Anyone who’s brought up children will know that a football is an extremely useful tool when it comes to encouraging social interaction and building bridges. Give two boys a ball, send them out into the garden, problem solved. Here in the UK, it’s taken for granted that kids play football at school, with their friends, at weekly classes and at school holiday schemes.
Super Soccer Stars, founded in the US 15 years ago, has brought a new level of expertise to football coaching, in particular through an extensive child development programme that brings football to children as young as one. The organisation teaches soccer skills in a fun, non-competitive and educational environment and last year it was launched here in the UK.
“Our philosophy is to use soccer to nurture, to build self-confidence, and to develop teamwork,” says Adam Waters, regional coordinator in London. Their extensive curriculum, designed by child development specialists, helps children develop social, emotional, cognitive and motor skills, as well as improving literacy and numeracy.

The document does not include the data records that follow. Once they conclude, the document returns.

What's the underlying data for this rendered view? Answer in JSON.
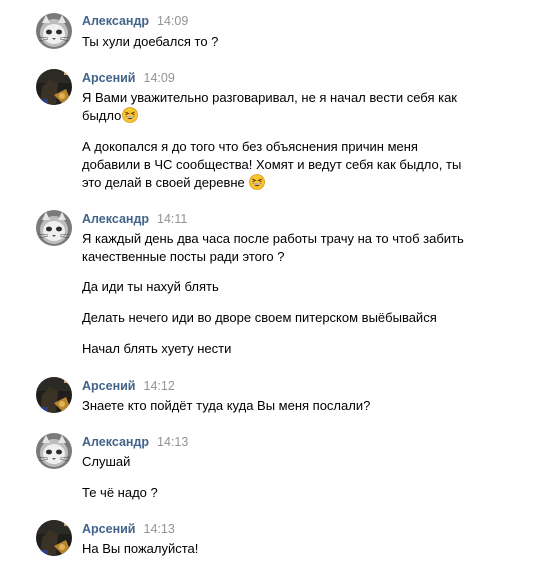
{
  "messages": [
    {
      "author": "Александр",
      "time": "14:09",
      "avatar_icon": "cat-avatar-icon",
      "lines": [
        "Ты хули доебался то ?"
      ]
    },
    {
      "author": "Арсений",
      "time": "14:09",
      "avatar_icon": "dark-photo-avatar-icon",
      "lines": [
        "Я Вами уважительно разговаривал, не я начал вести себя как",
        "быдло",
        "А докопался я до того что без объяснения причин меня",
        "добавили в ЧС сообщества! Хомят и ведут себя как быдло, ты",
        "это делай в своей деревне"
      ]
    },
    {
      "author": "Александр",
      "time": "14:11",
      "avatar_icon": "cat-avatar-icon",
      "lines": [
        "Я каждый день два часа после работы трачу на то чтоб забить",
        "качественные посты ради этого ?",
        "Да иди ты нахуй блять",
        "Делать нечего иди во дворе своем питерском выёбывайся",
        "Начал блять хуету нести"
      ]
    },
    {
      "author": "Арсений",
      "time": "14:12",
      "avatar_icon": "dark-photo-avatar-icon",
      "lines": [
        "Знаете кто пойдёт туда куда Вы меня послали?"
      ]
    },
    {
      "author": "Александр",
      "time": "14:13",
      "avatar_icon": "cat-avatar-icon",
      "lines": [
        "Слушай",
        "Те чё надо ?"
      ]
    },
    {
      "author": "Арсений",
      "time": "14:13",
      "avatar_icon": "dark-photo-avatar-icon",
      "lines": [
        "На Вы пожалуйста!"
      ]
    }
  ],
  "emoji_icon": "grinning-squint-emoji-icon",
  "colors": {
    "author_name": "#42648b",
    "timestamp": "#939393",
    "text": "#000000",
    "background": "#ffffff"
  }
}
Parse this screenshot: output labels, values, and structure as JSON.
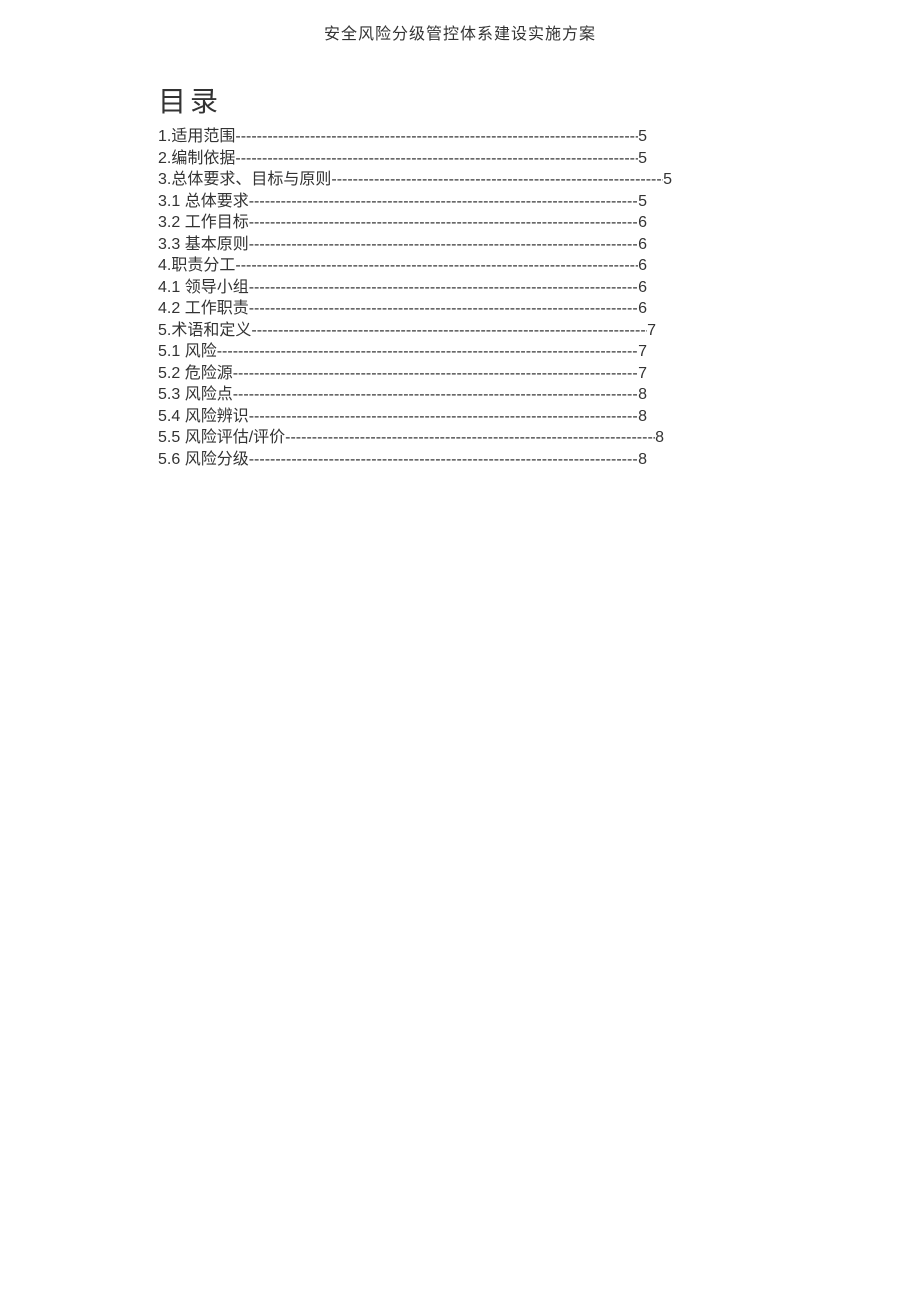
{
  "header": {
    "title": "安全风险分级管控体系建设实施方案"
  },
  "toc": {
    "heading": "目录",
    "items": [
      {
        "label": "1.适用范围",
        "page": "5",
        "wclass": "w-a"
      },
      {
        "label": "2.编制依据",
        "page": "5",
        "wclass": "w-a"
      },
      {
        "label": "3.总体要求、目标与原则",
        "page": "5",
        "wclass": "w-b"
      },
      {
        "label": "3.1 总体要求",
        "page": "5",
        "wclass": "w-a"
      },
      {
        "label": "3.2 工作目标",
        "page": "6",
        "wclass": "w-a"
      },
      {
        "label": "3.3 基本原则",
        "page": "6",
        "wclass": "w-a"
      },
      {
        "label": "4.职责分工",
        "page": "6",
        "wclass": "w-a"
      },
      {
        "label": "4.1 领导小组",
        "page": "6",
        "wclass": "w-a"
      },
      {
        "label": "4.2 工作职责",
        "page": "6",
        "wclass": "w-a"
      },
      {
        "label": "5.术语和定义",
        "page": "7",
        "wclass": "w-c"
      },
      {
        "label": "5.1 风险",
        "page": "7",
        "wclass": "w-a"
      },
      {
        "label": "5.2 危险源",
        "page": "7",
        "wclass": "w-a"
      },
      {
        "label": "5.3 风险点",
        "page": "8",
        "wclass": "w-a"
      },
      {
        "label": "5.4 风险辨识",
        "page": "8",
        "wclass": "w-a"
      },
      {
        "label": "5.5 风险评估/评价",
        "page": "8",
        "wclass": "w-d"
      },
      {
        "label": "5.6 风险分级",
        "page": "8",
        "wclass": "w-a"
      }
    ]
  }
}
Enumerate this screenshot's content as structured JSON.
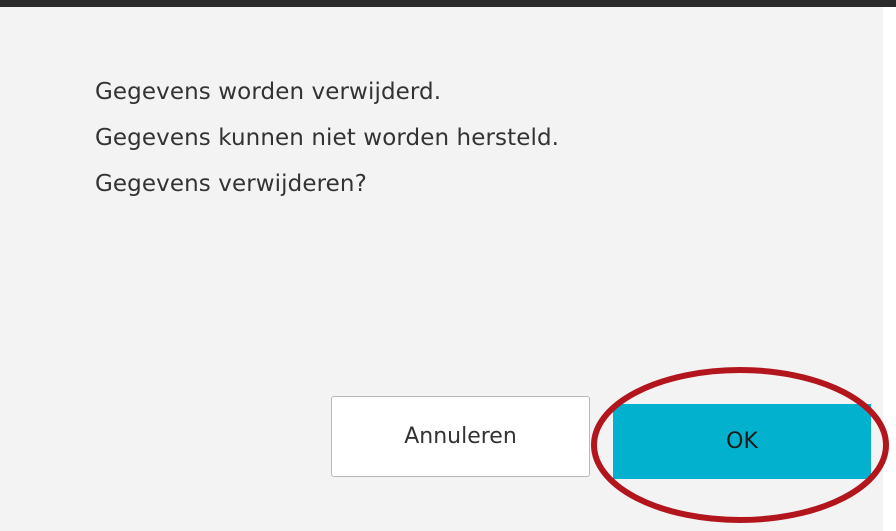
{
  "dialog": {
    "message_lines": [
      "Gegevens worden verwijderd.",
      "Gegevens kunnen niet worden hersteld.",
      "Gegevens verwijderen?"
    ]
  },
  "buttons": {
    "cancel_label": "Annuleren",
    "ok_label": "OK"
  },
  "colors": {
    "ok_button": "#02b1cd",
    "dialog_background": "#f3f3f3",
    "highlight_ring": "#b3151c"
  }
}
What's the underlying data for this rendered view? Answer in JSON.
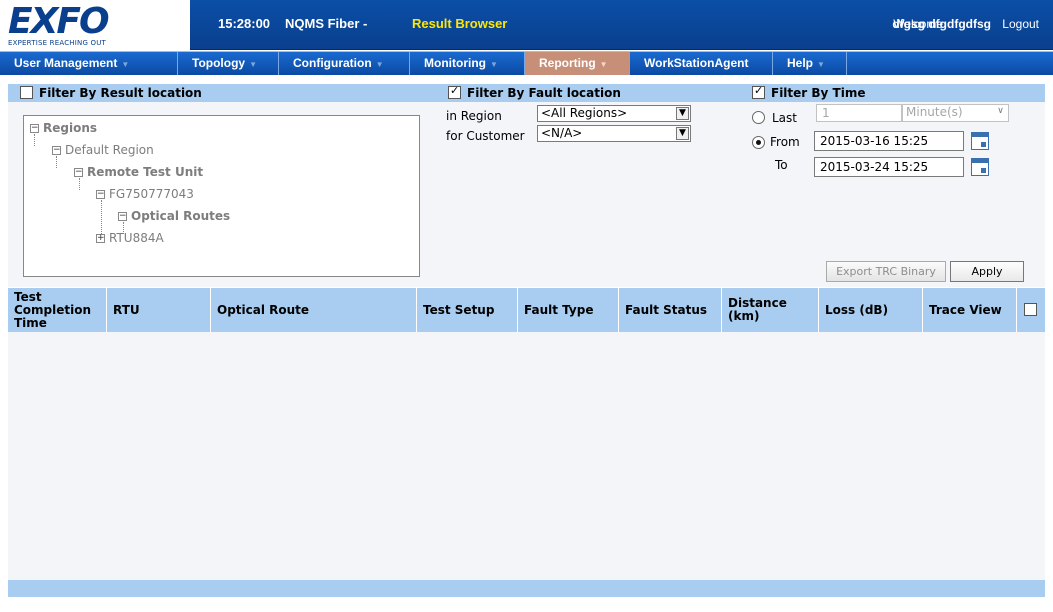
{
  "header": {
    "logo_text": "EXFO",
    "logo_tagline": "EXPERTISE REACHING OUT",
    "time": "15:28:00",
    "app_name": "NQMS Fiber -",
    "page_name": "Result Browser",
    "welcome": "Welcome",
    "username": "dfgsg dfgdfgdfsg",
    "logout": "Logout"
  },
  "nav": {
    "items": [
      {
        "label": "User Management"
      },
      {
        "label": "Topology"
      },
      {
        "label": "Configuration"
      },
      {
        "label": "Monitoring"
      },
      {
        "label": "Reporting"
      },
      {
        "label": "WorkStationAgent"
      },
      {
        "label": "Help"
      }
    ],
    "active_index": 4,
    "active_color": "#c88f78"
  },
  "filters": {
    "result_location": {
      "label": "Filter By Result location",
      "checked": false
    },
    "fault_location": {
      "label": "Filter By Fault location",
      "checked": true,
      "region_label": "in Region",
      "region_value": "<All Regions>",
      "customer_label": "for Customer",
      "customer_value": "<N/A>"
    },
    "time": {
      "label": "Filter By Time",
      "checked": true,
      "last_label": "Last",
      "last_value": "1",
      "last_unit": "Minute(s)",
      "from_label": "From",
      "from_value": "2015-03-16 15:25",
      "to_label": "To",
      "to_value": "2015-03-24 15:25",
      "mode": "From"
    }
  },
  "tree": {
    "root": "Regions",
    "default_region": "Default Region",
    "remote_test_unit": "Remote Test Unit",
    "rtu1": "FG750777043",
    "optical_routes": "Optical Routes",
    "rtu2": "RTU884A"
  },
  "buttons": {
    "export": "Export TRC Binary",
    "apply": "Apply"
  },
  "table": {
    "columns": [
      "Test Completion Time",
      "RTU",
      "Optical Route",
      "Test Setup",
      "Fault Type",
      "Fault Status",
      "Distance (km)",
      "Loss (dB)",
      "Trace View"
    ],
    "rows": []
  },
  "colors": {
    "header_blue": "#0b4fa8",
    "accent_yellow": "#ffe800",
    "band_blue": "#a8cdf0",
    "panel_bg": "#f3f5f8"
  }
}
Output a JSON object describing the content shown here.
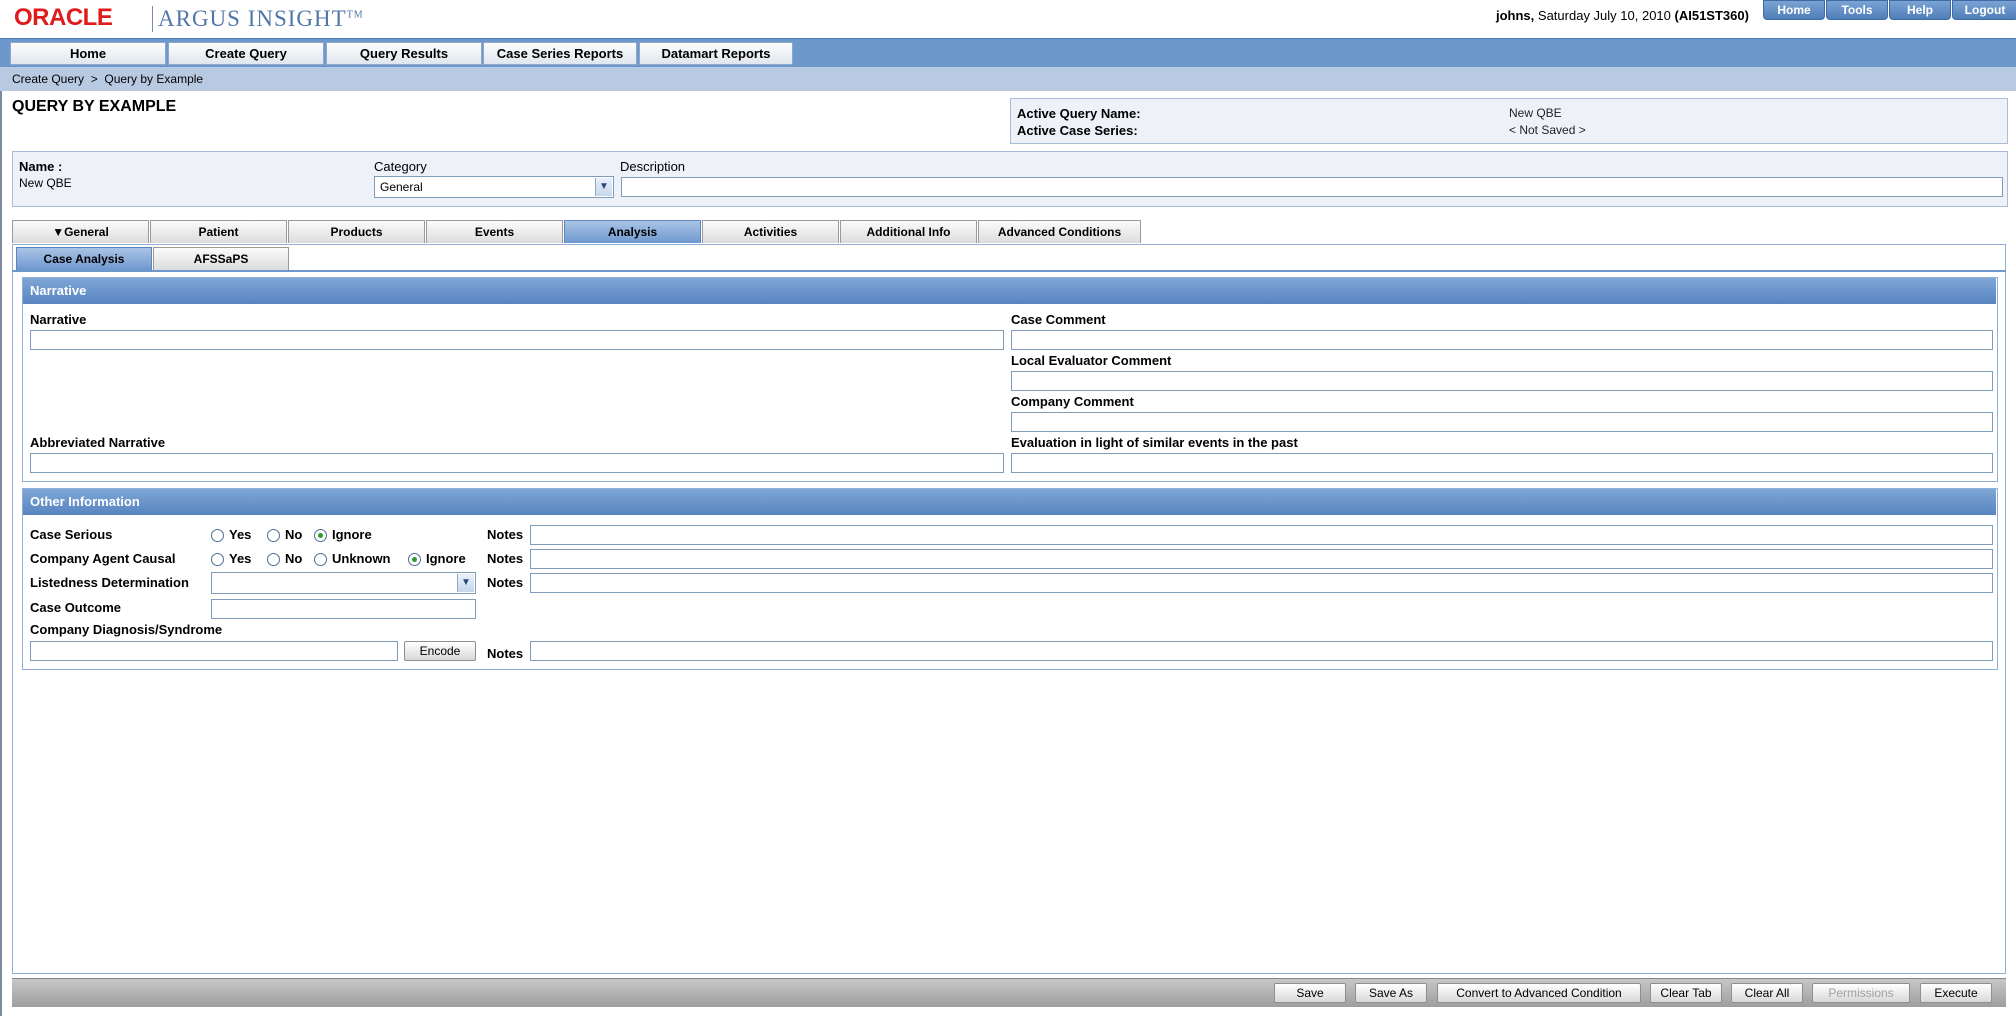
{
  "brand": {
    "oracle": "ORACLE",
    "product": "ARGUS INSIGHT",
    "tm": "TM"
  },
  "user": {
    "name": "johns,",
    "date": "Saturday July 10, 2010",
    "db": "(AI51ST360)"
  },
  "util_nav": [
    "Home",
    "Tools",
    "Help",
    "Logout"
  ],
  "main_nav": [
    "Home",
    "Create Query",
    "Query Results",
    "Case Series Reports",
    "Datamart Reports"
  ],
  "breadcrumb": "Create Query  >  Query by Example",
  "page_title": "QUERY BY EXAMPLE",
  "active_query": {
    "name_label": "Active Query Name:",
    "name_value": "New QBE",
    "series_label": "Active Case Series:",
    "series_value": "< Not Saved >"
  },
  "query_header": {
    "name_label": "Name :",
    "name_value": "New QBE",
    "category_label": "Category",
    "category_value": "General",
    "description_label": "Description",
    "description_value": ""
  },
  "tabs": [
    "General",
    "Patient",
    "Products",
    "Events",
    "Analysis",
    "Activities",
    "Additional Info",
    "Advanced Conditions"
  ],
  "active_tab": "Analysis",
  "subtabs": [
    "Case Analysis",
    "AFSSaPS"
  ],
  "active_subtab": "Case Analysis",
  "narrative_section": {
    "title": "Narrative",
    "narrative_label": "Narrative",
    "abbreviated_label": "Abbreviated Narrative",
    "case_comment_label": "Case Comment",
    "local_eval_label": "Local Evaluator Comment",
    "company_comment_label": "Company Comment",
    "evaluation_label": "Evaluation in light of similar events in the past"
  },
  "other_section": {
    "title": "Other Information",
    "case_serious_label": "Case Serious",
    "company_agent_label": "Company Agent Causal",
    "listedness_label": "Listedness Determination",
    "case_outcome_label": "Case Outcome",
    "diagnosis_label": "Company Diagnosis/Syndrome",
    "notes_label": "Notes",
    "opt_yes": "Yes",
    "opt_no": "No",
    "opt_unknown": "Unknown",
    "opt_ignore": "Ignore",
    "encode_label": "Encode",
    "listedness_value": ""
  },
  "footer_buttons": {
    "save": "Save",
    "save_as": "Save As",
    "convert": "Convert to Advanced Condition",
    "clear_tab": "Clear Tab",
    "clear_all": "Clear All",
    "permissions": "Permissions",
    "execute": "Execute"
  }
}
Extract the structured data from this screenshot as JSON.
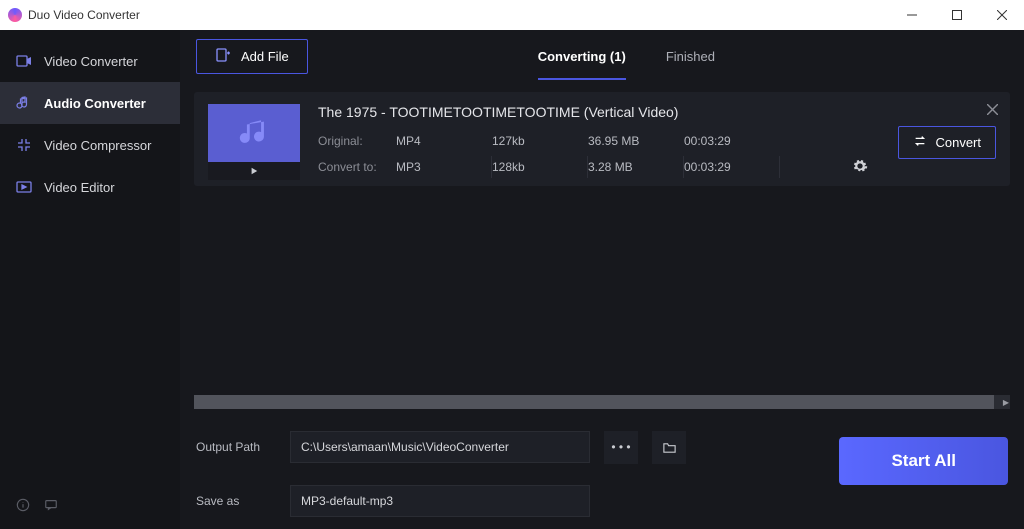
{
  "window": {
    "title": "Duo Video Converter"
  },
  "sidebar": {
    "items": [
      {
        "label": "Video Converter",
        "icon": "video"
      },
      {
        "label": "Audio Converter",
        "icon": "audio"
      },
      {
        "label": "Video Compressor",
        "icon": "compress"
      },
      {
        "label": "Video Editor",
        "icon": "editor"
      }
    ],
    "active_index": 1
  },
  "toolbar": {
    "add_label": "Add File"
  },
  "tabs": {
    "items": [
      {
        "label": "Converting (1)"
      },
      {
        "label": "Finished"
      }
    ],
    "active_index": 0
  },
  "files": [
    {
      "title": "The 1975 - TOOTIMETOOTIMETOOTIME (Vertical Video)",
      "original": {
        "label": "Original:",
        "format": "MP4",
        "bitrate": "127kb",
        "size": "36.95 MB",
        "duration": "00:03:29"
      },
      "convert": {
        "label": "Convert to:",
        "format": "MP3",
        "bitrate": "128kb",
        "size": "3.28 MB",
        "duration": "00:03:29"
      },
      "button": "Convert"
    }
  ],
  "footer": {
    "output_label": "Output Path",
    "output_value": "C:\\Users\\amaan\\Music\\VideoConverter",
    "dots": "• • •",
    "saveas_label": "Save as",
    "saveas_value": "MP3-default-mp3",
    "start_label": "Start All"
  }
}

A low child-to-coach ratio ensures that each child improves at his or her own rate, and gets the individual attention and positive reinforcement needed to develop each week.
Super Soccer Stars has forged strong links with the communities in which it works, running weekly classes at JW3, Kinloss, New North London Synagogue and other communal organisations. With classes running for children aged from one to 10 across London, the extensive early years curriculum has meant a strong connection with local nurseries and children’s centres.
However, not all children have access to this opportunity. Super Soccer Stars also has a charity foundation called Round Star Foundation. This USA-based not-for-profit organisation is dedicated to ensuring that football is accessible to all, regardless of ability or income.
“Soccer is the one language that is understood by the vast majority of people on our planet,” says founder Gustavo Szulansky. “Regardless of culture, gender, origin, religion or national origin, socioeconomic standing or degree of ability, any child on earth can benefit from learning and playing soccer.”
Through the generous donations from partners and parents, and with the help of Super Soccer Stars, The Round Star Foundation has managed to bring football, education, equipment and clothing to some of the poorest communities around the world.
Each year, the Building Soccer Bridges programme runs trips to partner communities in Zimbabwe and Brazil, delivering adult education courses and training, as well as running football classes for the communities’ children. The communities are left with crates of equipment, from footballs to cones, as well as T-shirts donated by Super Soccer Stars parents.
“Having the opportunity to cross borders and continue what we do here is amazing,” says managing director Toby Tenenbaum.
The Shine Programme runs alongside Super Soccer Stars to run specialised classes for children with additional needs. Through the allocation of shadow coaches, or through specific classes with high coach-to-child ratios, the Shine Programme works with children and adults with autism, Down syndrome and ADHD.
The Round Star Foundation also allocates scholarships and bursaries to children wishing to enjoy Super Soccer Stars classes, in particular the elite Star Premier competitive classes. Some children have attained scholarships to college in the US as a result of this initiative.
Back here in the UK, the Foundation enables Super Soccer Stars to run subsidised classes for families who can’t afford the termly fees, as well as bringing classes to the Lubavitch school in Stamford Hill.
The Round Star Foundation and Super Soccer Stars have brought quality early years football programming with a philanthropic conclusion to the London community,